Bilingualism has many intellectual, emotional, social, and health benefits. Numerous studies on bilingualism over the past several decades confirm the positive impact of bilingual upbringing on children's development. Suffice it to mention the recent findings on the effect of bilingualism on delaying the onset of dementia in the elderly.
The best-known advantages are the subsequent ease of learning other languages, a diverse social network, and the possibility of an international career. But this list does not even scratch the surface. Lesser-known benefits are:
Improved ability to abstract thinking (intellectual benefits).
Restraint in rash judgments.
Openness to diversity (emotional benefits).
Bilingualism often leads to biculturalism, increases personal sensibility, and widens one's worldview and cultural identity formation.
The influence of language on the parent's relationship with the children for people of Polish origin living abroad ( or other nationalities living abroad) can not be overstated. Language is not neutral. It is part of the emotional bond we maintain with another person. It will be different if we use our native language, and different when we communicate in the language of the environment (the majority language, but not ours), and still different if we each speak in "our" language. This seemingly paradoxical last situation often occurs in bilingual or multilingual families. Some children develop receptive bilingualism. They understand what the parent says to them in Polish/minority language but respond in English, as they find it difficult to express themselves in Polish.
Each parent will have to decide whether it's worth teaching children our native language, thus offering them the benefits mentioned above. I can only encourage all bilingual parents to do so. If you decide to do so, an incredible journey awaits you and your family, full of emotions, discoveries, and surprises.
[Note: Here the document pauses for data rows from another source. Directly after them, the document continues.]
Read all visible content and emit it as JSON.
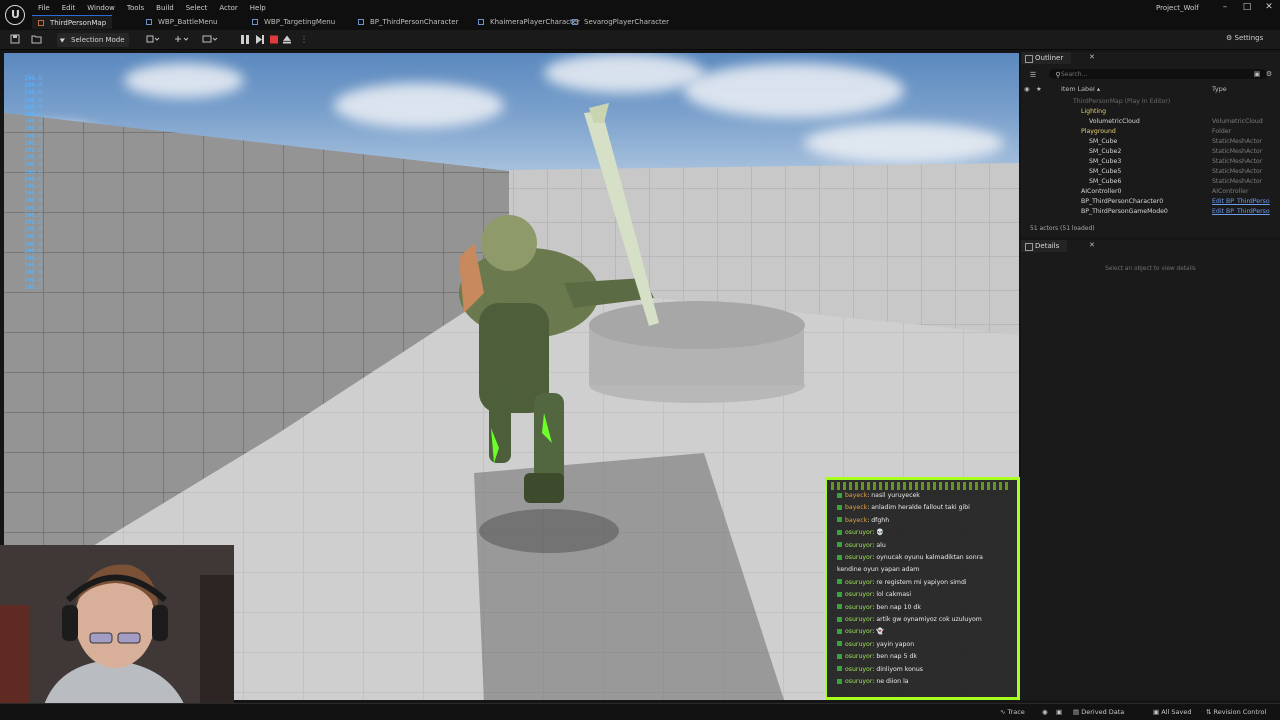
{
  "menu": [
    "File",
    "Edit",
    "Window",
    "Tools",
    "Build",
    "Select",
    "Actor",
    "Help"
  ],
  "tabs": [
    "ThirdPersonMap",
    "WBP_BattleMenu",
    "WBP_TargetingMenu",
    "BP_ThirdPersonCharacter",
    "KhaimeraPlayerCharacter",
    "SevarogPlayerCharacter"
  ],
  "project_name": "Project_Wolf",
  "window_controls": [
    "–",
    "□",
    "✕"
  ],
  "toolbar": {
    "selection_mode": "Selection Mode",
    "settings": "Settings"
  },
  "stats_column": [
    "100.0",
    "100.0",
    "100.0",
    "100.0",
    "100.0",
    "100.0",
    "100.0",
    "100.0",
    "100.0",
    "100.0",
    "100.0",
    "100.0",
    "100.0",
    "100.0",
    "100.0",
    "100.0",
    "100.0",
    "100.0",
    "100.0",
    "100.0",
    "100.0",
    "100.0",
    "100.0",
    "100.0",
    "100.0",
    "100.0",
    "100.0",
    "100.0",
    "100.0",
    "100.0"
  ],
  "chat": [
    {
      "user": "bayeck",
      "text": ": nasil yuruyecek",
      "orange": true
    },
    {
      "user": "bayeck",
      "text": ": anladim heralde fallout taki gibi",
      "orange": true
    },
    {
      "user": "bayeck",
      "text": ": dfghh",
      "orange": true
    },
    {
      "user": "osuruyor",
      "text": ": 💀",
      "orange": false
    },
    {
      "user": "osuruyor",
      "text": ": alu",
      "orange": false
    },
    {
      "user": "osuruyor",
      "text": ": oynucak oyunu kalmadiktan sonra",
      "orange": false
    },
    {
      "user": "",
      "text": "kendine oyun yapan adam",
      "orange": false
    },
    {
      "user": "osuruyor",
      "text": ": re registem mi yapiyon simdi",
      "orange": false
    },
    {
      "user": "osuruyor",
      "text": ": lol cakmasi",
      "orange": false
    },
    {
      "user": "osuruyor",
      "text": ": ben nap 10 dk",
      "orange": false
    },
    {
      "user": "osuruyor",
      "text": ": artik gw oynamiyoz cok uzuluyom",
      "orange": false
    },
    {
      "user": "osuruyor",
      "text": ": 👻",
      "orange": false
    },
    {
      "user": "osuruyor",
      "text": ": yayin yapon",
      "orange": false
    },
    {
      "user": "osuruyor",
      "text": ": ben nap 5 dk",
      "orange": false
    },
    {
      "user": "osuruyor",
      "text": ": dinliyom konus",
      "orange": false
    },
    {
      "user": "osuruyor",
      "text": ": ne diion la",
      "orange": false
    }
  ],
  "outliner": {
    "tab": "Outliner",
    "search_placeholder": "Search...",
    "col_label": "Item Label ▴",
    "col_type": "Type",
    "rows": [
      {
        "label": "ThirdPersonMap (Play In Editor)",
        "type": "",
        "indent": 1,
        "style": "dim",
        "link": false
      },
      {
        "label": "Lighting",
        "type": "",
        "indent": 2,
        "style": "hl",
        "link": false
      },
      {
        "label": "VolumetricCloud",
        "type": "VolumetricCloud",
        "indent": 3,
        "style": "",
        "link": false
      },
      {
        "label": "Playground",
        "type": "Folder",
        "indent": 2,
        "style": "hl",
        "link": false
      },
      {
        "label": "SM_Cube",
        "type": "StaticMeshActor",
        "indent": 3,
        "style": "",
        "link": false
      },
      {
        "label": "SM_Cube2",
        "type": "StaticMeshActor",
        "indent": 3,
        "style": "",
        "link": false
      },
      {
        "label": "SM_Cube3",
        "type": "StaticMeshActor",
        "indent": 3,
        "style": "",
        "link": false
      },
      {
        "label": "SM_Cube5",
        "type": "StaticMeshActor",
        "indent": 3,
        "style": "",
        "link": false
      },
      {
        "label": "SM_Cube6",
        "type": "StaticMeshActor",
        "indent": 3,
        "style": "",
        "link": false
      },
      {
        "label": "AIController0",
        "type": "AIController",
        "indent": 2,
        "style": "",
        "link": false
      },
      {
        "label": "BP_ThirdPersonCharacter0",
        "type": "Edit BP_ThirdPerso",
        "indent": 2,
        "style": "",
        "link": true
      },
      {
        "label": "BP_ThirdPersonGameMode0",
        "type": "Edit BP_ThirdPerso",
        "indent": 2,
        "style": "",
        "link": true
      }
    ],
    "actor_count": "51 actors (51 loaded)"
  },
  "details": {
    "tab": "Details",
    "empty_text": "Select an object to view details"
  },
  "statusbar": {
    "trace": "Trace",
    "derived_data": "Derived Data",
    "all_saved": "All Saved",
    "revision_control": "Revision Control"
  }
}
Anna Jachim, a bilingual and bicultural parenting coach specializing in supporting parents in transferring minority languages (such as Polish) to their children, is the author of a book for multicultural children and two blogs on multilingual parenting. She has lived in France for more than 20 years. She has helped over 180 families of 24 nationalities in 19 countries in the past three years 180 families of 24 nationalities in 19 countries.
Blog in Polish: